“This State cannot go on without proper facilities for the expression of talent and the staging of the highest forms of artistic entertainment which add grace and charm to living and which help to develop and mould a better, more enlightened community." These founding words from New South Wales Premier Joe Cahill from more than half a century ago ring true for the contemporary Sydney Opera House.
Today Sydney Opera House reflects such a diversity of performance and cultural activity that it is difficult to describe succinctly.
While this diversity is certainly not captured in the name Sydney Opera House, it is captured in the spirit of the place – and certainly through its programming.
Its ongoing role as the “People’s House” reflects the aspirations of its founder, then New South Wales Premier Joe Cahill who, in the 1950s, intended the building to act as a home to culture for Sydney's burgeoning migrant populations, where they could celebrate the stories and cultures they brought with them.
Australia changed dramatically in the years during which Sydney Opera House was first proposed then built.
The very idea of an Opera House was a response to a young nation in the process of transforming itself. Between the mid-1940s and the opening of the Opera House in 1973, Australia’s population nearly doubled to 13 million.
Sydney swelled with people from across the world, with many coming from Europe and bringing with them their cultures and stories.
With Australia changing before his eyes, New South Wales Premier Joe Cahill saw a new country emerging that required something novel to crystallise and embody its ambitions.
Cahill too had reached the stage at which he was keen to leave a meaningful legacy to the people of Sydney. He was convinced that with a world-class performing arts venue, Sydney would take its place among the great cities of the world.
“This State cannot go on without proper facilities for the expression of talent and the staging of the highest forms of artistic entertainment which add grace and charm to living and which help to develop and mould a better, more enlightened community ... We need only a continuance of this present mood to ensure that one day in the not too distant future a truly mighty and wonderful structure will stand on Bennelong Point to demonstrate to the world that we Australians have a pride in our cultural development equal to any.” – New South Wales Premier Joe Cahill, 1958.
Sydney Opera House was funded by public money, not just through government funds but also through appeals and a successful lottery program.
On 7 August 1957, the Opera House appeal was launched at a public meeting. Within the first hour, £230,000 had been donated by the 2,500 people in attendance.
NSW Premier Joe Cahill handed over £100,000 of public funds and £50 of his own. Fifty pounds would prove to be a popular figure.
At a fundraising party afterwards, soprano Joan Hammond (pictured) sold kisses for £50, while Utzon donated £50 to kiss the cheek of flautist Elaine Shaffer and another £50 to kiss the wife of the violinist Ruggiero Ricci. Mrs Ricci offered £10 to kiss the ABC's chairman, Charles Moses, who also donated £50 of his own.
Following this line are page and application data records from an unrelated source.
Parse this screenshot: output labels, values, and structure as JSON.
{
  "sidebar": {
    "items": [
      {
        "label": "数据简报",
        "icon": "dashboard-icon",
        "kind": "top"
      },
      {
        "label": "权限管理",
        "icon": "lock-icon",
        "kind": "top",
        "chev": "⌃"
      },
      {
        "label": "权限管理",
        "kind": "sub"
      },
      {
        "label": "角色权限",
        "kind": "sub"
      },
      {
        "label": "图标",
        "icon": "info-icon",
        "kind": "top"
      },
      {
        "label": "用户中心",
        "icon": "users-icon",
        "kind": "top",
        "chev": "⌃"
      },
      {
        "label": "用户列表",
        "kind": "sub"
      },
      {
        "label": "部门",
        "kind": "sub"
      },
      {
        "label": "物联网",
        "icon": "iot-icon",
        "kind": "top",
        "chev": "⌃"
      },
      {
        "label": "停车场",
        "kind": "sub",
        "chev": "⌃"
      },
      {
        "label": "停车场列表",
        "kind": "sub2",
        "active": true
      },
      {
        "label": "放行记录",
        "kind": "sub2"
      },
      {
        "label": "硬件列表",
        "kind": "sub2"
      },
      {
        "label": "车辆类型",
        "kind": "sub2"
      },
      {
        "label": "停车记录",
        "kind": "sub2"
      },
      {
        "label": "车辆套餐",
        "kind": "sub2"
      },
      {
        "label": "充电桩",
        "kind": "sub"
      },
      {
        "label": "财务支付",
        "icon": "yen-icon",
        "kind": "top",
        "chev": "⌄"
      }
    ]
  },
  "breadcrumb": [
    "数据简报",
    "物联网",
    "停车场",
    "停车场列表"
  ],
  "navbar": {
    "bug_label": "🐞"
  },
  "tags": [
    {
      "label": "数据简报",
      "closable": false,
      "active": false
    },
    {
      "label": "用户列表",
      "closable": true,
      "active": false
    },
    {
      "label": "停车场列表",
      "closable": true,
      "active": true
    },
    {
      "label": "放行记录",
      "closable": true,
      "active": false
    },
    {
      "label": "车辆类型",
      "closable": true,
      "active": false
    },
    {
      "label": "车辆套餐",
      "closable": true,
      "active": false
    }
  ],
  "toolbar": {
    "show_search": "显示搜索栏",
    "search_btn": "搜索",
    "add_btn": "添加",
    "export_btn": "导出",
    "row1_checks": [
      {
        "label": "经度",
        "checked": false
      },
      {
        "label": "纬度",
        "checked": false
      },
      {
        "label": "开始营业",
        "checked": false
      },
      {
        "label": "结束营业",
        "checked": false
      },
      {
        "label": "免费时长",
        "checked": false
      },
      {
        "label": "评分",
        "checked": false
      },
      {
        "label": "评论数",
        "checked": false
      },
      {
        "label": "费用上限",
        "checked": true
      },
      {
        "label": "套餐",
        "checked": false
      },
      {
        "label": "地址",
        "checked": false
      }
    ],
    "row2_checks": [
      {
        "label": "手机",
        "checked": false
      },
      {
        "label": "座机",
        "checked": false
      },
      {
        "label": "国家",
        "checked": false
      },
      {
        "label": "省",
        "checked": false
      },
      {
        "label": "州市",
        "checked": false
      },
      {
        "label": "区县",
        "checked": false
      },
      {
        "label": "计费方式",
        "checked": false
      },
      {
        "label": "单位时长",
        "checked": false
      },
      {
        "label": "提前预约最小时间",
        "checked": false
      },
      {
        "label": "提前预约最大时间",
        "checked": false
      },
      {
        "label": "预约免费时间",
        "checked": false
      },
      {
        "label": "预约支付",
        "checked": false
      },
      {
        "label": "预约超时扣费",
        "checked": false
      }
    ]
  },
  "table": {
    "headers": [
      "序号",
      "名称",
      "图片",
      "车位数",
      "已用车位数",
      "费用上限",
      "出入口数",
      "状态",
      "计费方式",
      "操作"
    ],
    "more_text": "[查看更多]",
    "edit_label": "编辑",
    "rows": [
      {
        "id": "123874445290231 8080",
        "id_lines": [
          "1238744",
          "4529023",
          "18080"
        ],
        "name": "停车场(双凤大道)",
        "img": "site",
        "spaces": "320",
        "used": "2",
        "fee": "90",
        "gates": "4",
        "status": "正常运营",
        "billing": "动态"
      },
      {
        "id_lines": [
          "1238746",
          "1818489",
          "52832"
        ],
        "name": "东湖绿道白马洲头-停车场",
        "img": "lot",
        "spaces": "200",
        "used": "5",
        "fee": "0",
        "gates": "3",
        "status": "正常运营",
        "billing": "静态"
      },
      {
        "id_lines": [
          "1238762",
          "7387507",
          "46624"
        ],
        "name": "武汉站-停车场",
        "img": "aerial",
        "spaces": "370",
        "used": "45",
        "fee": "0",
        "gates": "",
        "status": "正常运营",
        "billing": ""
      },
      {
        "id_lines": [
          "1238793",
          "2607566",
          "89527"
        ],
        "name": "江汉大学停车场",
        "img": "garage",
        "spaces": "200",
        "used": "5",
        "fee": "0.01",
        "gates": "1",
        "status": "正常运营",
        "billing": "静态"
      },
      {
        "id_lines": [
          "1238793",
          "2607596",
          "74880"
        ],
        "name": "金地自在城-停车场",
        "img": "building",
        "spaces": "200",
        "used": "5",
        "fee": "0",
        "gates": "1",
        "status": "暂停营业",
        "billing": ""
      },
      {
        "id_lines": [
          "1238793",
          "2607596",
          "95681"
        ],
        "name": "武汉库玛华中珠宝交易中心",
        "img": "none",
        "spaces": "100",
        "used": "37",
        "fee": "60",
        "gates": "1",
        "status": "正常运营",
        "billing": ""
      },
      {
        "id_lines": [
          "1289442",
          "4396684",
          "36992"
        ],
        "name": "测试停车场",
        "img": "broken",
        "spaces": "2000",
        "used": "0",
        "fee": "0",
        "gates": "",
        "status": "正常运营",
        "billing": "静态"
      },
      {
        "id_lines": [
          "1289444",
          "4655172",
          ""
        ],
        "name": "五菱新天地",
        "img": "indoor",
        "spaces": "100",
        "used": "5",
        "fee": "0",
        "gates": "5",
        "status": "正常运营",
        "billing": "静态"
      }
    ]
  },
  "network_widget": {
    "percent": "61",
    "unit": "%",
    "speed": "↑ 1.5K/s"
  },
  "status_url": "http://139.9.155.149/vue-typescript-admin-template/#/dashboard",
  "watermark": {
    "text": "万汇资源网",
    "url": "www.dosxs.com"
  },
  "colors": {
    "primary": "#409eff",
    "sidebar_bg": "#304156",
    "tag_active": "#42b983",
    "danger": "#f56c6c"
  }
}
Kisses were sold for £50 at another fundraising party held two days later at a private house in Lindfield, in Sydney’s north.
In 1962, the annual Foundation Day celebrations at the University of New South Wales gave rise to this satirical ticket, poking fun at the increasing delays in completing Sydney Opera House along with rising costs. Both issues were well publicised in the press of the time.
The perception of an indulgent, superfluous public building project that consumed public money at the expense of housing and public amenities such as hospitals was never a remote theme from public debate.
Open Day is an opportunity for visitors to walk in the footsteps of their favourite performers, from backstage rehearsal spaces all the way to the Concert Hall stage.
Thousands of visitors can explore the many venues beneath the Opera House’s famous sails through free, self-guided, walk-through experiences.
Created by Sam Doust and the
Sydney Opera House GCI Team
Sydney Opera House Wolanski Archive Collection
Estate of David Moore